COILED STRIKE OF AN ANGRY WOMAN
The English language is littered with proof of the stupidity of its speakers. We have plenty of proverbs that just don’t make sense. But those don’t bother me as much as the cruelly idiotic ones that don’t make sense, and are so easily fixed that it’s amazing people spread them around without realizing they are spreading the lexical equivalent of AIDS. If you say any of these things, I hate you.
“I put two and two together.”
This one wouldn’t bother me except that people say it when they mean, “I put one and one together.” What can I say, long addition is tough. The problem stems from people misspeaking “I put the two together.” When you add two and two, you get… four. I have never heard someone use this phrase to talk about the synthesis of two pairs of ideas. Not once.

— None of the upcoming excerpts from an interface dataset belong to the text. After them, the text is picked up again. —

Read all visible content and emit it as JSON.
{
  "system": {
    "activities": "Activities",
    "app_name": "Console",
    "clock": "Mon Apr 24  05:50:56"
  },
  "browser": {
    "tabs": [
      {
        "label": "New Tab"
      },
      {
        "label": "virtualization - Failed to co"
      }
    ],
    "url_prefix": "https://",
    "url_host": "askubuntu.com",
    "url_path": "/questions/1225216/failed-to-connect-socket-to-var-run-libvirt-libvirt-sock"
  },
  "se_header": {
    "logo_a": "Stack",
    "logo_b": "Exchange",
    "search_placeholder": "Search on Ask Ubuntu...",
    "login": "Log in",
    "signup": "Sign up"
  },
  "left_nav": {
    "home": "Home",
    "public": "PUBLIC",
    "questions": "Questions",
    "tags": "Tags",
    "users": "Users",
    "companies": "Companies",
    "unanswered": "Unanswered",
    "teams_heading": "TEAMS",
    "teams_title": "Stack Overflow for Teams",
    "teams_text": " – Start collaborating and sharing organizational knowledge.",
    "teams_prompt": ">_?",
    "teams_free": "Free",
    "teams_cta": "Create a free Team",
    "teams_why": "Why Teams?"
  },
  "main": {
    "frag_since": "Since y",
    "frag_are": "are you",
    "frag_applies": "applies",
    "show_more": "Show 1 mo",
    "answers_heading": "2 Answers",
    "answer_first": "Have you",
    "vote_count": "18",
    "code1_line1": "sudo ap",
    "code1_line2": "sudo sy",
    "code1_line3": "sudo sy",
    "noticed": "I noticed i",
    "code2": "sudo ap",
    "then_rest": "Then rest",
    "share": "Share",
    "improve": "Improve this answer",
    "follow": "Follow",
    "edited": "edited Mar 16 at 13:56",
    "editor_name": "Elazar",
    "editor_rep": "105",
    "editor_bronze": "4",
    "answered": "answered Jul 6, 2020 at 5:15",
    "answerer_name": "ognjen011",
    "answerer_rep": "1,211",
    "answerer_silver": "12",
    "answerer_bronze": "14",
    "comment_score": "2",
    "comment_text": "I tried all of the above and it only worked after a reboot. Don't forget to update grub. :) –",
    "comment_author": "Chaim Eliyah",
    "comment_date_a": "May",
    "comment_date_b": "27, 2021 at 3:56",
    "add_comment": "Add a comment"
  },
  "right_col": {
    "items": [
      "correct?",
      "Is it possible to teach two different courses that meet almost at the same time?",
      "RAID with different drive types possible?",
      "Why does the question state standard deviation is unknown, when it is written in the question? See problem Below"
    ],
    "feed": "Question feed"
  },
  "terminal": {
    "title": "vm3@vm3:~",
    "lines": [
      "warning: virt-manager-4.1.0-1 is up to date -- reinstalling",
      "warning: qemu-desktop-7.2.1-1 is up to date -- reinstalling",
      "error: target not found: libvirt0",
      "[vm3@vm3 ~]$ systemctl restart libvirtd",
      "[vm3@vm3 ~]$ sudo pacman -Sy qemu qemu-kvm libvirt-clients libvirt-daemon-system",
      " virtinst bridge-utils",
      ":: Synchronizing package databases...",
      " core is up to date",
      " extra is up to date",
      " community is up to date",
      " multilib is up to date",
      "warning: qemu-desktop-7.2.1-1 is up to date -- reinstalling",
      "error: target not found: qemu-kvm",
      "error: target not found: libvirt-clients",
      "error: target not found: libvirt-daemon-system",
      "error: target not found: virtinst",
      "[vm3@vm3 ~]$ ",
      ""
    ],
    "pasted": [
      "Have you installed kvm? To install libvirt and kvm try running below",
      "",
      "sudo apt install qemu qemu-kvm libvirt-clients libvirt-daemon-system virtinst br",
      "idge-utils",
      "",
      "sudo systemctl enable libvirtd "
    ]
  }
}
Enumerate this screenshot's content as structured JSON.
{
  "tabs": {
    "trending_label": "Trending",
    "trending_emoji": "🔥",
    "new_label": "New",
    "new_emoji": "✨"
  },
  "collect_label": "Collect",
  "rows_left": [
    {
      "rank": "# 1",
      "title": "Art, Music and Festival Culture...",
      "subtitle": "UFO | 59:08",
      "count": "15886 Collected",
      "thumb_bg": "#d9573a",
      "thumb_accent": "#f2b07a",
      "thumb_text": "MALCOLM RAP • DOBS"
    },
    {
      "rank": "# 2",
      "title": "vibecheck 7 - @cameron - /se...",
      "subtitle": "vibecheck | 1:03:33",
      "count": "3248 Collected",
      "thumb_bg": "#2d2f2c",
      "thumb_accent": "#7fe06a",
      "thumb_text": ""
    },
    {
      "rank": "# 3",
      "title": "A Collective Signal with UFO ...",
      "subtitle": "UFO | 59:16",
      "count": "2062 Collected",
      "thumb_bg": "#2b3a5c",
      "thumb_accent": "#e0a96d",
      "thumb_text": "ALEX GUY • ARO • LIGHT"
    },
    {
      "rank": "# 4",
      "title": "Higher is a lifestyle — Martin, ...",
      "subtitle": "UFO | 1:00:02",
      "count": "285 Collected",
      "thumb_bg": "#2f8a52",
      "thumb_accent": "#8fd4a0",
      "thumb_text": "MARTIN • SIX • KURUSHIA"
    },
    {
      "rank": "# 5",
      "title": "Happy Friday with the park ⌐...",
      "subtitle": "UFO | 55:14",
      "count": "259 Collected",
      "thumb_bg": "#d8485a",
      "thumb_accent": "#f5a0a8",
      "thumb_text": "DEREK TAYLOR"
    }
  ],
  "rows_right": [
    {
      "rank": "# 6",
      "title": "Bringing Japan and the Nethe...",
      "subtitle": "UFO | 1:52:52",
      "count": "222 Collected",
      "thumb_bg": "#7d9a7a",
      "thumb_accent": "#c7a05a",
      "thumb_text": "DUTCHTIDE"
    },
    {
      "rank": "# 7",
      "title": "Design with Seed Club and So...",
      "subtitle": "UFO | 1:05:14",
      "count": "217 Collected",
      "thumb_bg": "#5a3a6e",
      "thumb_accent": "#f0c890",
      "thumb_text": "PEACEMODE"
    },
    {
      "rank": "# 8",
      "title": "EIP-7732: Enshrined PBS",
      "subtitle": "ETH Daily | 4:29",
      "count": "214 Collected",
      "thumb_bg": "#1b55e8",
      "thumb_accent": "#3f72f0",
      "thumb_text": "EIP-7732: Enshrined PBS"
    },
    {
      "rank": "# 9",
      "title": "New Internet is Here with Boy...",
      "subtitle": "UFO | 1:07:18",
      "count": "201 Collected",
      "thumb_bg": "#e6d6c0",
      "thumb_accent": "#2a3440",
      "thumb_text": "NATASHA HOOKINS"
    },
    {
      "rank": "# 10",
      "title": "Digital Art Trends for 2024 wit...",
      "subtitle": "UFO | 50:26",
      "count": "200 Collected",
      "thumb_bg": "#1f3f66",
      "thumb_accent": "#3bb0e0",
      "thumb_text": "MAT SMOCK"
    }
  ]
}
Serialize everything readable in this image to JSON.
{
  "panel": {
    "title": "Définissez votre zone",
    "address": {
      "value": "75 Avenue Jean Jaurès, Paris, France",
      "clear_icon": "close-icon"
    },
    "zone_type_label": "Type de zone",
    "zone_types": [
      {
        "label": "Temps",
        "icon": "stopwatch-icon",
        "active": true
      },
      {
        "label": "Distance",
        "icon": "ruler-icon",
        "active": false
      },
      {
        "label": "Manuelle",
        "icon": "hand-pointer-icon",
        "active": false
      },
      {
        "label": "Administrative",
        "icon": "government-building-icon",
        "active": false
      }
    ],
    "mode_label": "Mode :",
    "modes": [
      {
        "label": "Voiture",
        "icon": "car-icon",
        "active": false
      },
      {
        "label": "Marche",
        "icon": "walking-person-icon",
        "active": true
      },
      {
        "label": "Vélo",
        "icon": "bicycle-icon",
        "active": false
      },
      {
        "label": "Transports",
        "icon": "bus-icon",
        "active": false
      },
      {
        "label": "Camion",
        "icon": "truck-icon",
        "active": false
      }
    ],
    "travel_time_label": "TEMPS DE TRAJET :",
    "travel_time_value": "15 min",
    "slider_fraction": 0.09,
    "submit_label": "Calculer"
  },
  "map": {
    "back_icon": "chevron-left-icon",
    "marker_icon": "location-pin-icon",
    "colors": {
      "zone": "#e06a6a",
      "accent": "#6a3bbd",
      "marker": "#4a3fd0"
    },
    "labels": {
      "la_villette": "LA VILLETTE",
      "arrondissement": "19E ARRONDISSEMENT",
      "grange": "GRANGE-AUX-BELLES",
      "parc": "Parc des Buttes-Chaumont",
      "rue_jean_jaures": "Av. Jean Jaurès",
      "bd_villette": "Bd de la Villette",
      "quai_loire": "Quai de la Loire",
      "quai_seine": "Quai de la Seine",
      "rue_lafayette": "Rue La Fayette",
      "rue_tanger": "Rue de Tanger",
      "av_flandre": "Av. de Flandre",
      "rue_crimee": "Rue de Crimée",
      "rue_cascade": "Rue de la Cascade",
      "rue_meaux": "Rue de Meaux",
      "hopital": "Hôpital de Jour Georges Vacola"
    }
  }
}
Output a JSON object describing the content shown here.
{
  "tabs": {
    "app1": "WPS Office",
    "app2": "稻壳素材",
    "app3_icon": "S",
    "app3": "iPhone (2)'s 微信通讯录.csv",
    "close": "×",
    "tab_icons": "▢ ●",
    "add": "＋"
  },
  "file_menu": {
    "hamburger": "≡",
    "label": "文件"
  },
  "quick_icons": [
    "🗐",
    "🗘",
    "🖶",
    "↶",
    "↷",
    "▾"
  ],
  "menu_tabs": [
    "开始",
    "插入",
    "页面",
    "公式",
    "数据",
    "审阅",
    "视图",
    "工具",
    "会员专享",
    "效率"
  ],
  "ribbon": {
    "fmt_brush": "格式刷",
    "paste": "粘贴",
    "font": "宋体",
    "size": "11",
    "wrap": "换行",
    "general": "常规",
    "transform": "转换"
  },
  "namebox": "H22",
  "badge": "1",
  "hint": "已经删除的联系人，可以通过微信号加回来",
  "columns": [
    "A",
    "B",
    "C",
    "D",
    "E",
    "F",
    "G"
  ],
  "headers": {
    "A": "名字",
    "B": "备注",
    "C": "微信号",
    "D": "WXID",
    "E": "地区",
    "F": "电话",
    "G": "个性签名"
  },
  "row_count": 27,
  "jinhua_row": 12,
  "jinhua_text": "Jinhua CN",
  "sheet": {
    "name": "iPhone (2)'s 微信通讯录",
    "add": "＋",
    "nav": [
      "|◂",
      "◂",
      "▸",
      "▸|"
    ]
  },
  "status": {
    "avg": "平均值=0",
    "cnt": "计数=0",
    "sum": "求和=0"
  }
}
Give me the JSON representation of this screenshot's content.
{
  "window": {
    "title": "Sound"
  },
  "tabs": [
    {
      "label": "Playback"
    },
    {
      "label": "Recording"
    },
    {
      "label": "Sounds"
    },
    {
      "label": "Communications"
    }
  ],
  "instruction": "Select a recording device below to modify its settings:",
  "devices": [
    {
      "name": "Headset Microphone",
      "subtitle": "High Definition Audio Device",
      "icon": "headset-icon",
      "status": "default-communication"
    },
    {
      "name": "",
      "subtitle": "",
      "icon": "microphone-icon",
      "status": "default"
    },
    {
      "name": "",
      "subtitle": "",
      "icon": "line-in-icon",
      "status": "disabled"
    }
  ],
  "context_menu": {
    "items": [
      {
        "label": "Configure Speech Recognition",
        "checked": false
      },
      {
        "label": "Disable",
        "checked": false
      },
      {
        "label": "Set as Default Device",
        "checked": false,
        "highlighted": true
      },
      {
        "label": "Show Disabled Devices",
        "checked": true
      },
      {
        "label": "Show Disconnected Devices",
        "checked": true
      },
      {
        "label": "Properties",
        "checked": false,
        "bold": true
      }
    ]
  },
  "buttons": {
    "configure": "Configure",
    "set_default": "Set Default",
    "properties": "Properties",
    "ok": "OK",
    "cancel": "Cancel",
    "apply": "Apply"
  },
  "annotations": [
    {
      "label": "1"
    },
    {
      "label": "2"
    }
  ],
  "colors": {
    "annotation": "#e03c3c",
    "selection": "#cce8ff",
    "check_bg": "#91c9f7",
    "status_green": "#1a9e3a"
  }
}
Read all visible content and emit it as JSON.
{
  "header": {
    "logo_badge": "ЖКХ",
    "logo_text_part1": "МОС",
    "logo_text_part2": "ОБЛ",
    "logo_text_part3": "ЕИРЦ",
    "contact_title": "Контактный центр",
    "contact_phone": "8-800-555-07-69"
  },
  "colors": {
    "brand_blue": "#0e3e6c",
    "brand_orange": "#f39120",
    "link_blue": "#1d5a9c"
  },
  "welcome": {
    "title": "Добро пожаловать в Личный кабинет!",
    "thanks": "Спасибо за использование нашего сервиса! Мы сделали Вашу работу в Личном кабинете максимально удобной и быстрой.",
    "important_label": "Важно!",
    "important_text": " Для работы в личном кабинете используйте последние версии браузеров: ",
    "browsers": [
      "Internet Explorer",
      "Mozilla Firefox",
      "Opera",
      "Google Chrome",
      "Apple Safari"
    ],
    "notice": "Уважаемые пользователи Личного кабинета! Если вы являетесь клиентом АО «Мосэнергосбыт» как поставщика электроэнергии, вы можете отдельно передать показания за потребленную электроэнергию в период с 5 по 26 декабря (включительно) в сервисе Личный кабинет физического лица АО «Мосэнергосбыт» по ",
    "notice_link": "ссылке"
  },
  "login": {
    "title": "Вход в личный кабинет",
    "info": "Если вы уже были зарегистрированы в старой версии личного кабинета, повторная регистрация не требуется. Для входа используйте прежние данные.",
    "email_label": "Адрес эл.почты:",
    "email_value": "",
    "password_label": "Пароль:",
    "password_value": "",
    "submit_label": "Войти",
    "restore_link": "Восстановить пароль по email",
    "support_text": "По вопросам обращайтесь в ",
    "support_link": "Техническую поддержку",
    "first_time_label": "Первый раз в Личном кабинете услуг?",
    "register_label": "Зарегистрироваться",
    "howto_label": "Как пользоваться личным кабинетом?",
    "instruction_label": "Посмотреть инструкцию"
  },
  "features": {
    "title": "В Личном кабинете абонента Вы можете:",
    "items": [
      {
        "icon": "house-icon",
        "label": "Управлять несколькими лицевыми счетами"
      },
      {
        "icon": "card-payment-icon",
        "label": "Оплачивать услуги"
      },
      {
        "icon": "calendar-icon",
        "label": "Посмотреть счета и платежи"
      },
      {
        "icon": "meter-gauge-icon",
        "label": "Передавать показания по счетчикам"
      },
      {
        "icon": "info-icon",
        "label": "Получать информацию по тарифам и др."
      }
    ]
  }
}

Notice we don’t say, “Two pennies saved is two pennies earned,” because we’re not complete and total fuckwits.
Other things we don’t say include:
“Two birds in the hand are worth four in the bush.”
“Two things led to another two.”
“Two men walked into a bar, ordered four drinks, and performed redundant actions that led to a pair of simultaneous, identical, and lame punchlines.”
“Two virtues are twice their own reward.”
“I’ve got two words for you: you’re all dumbasses.”
What the phrase literally means:
“I put the two pairs of concepts together.”
What people think the phrase means, and what it should be changed to:
“I put one and one together.”
“I put the two together.”
“I can handle simple arithmetic and therefore have combined the two approaches.”
“I solved it, you cunt nuggets.”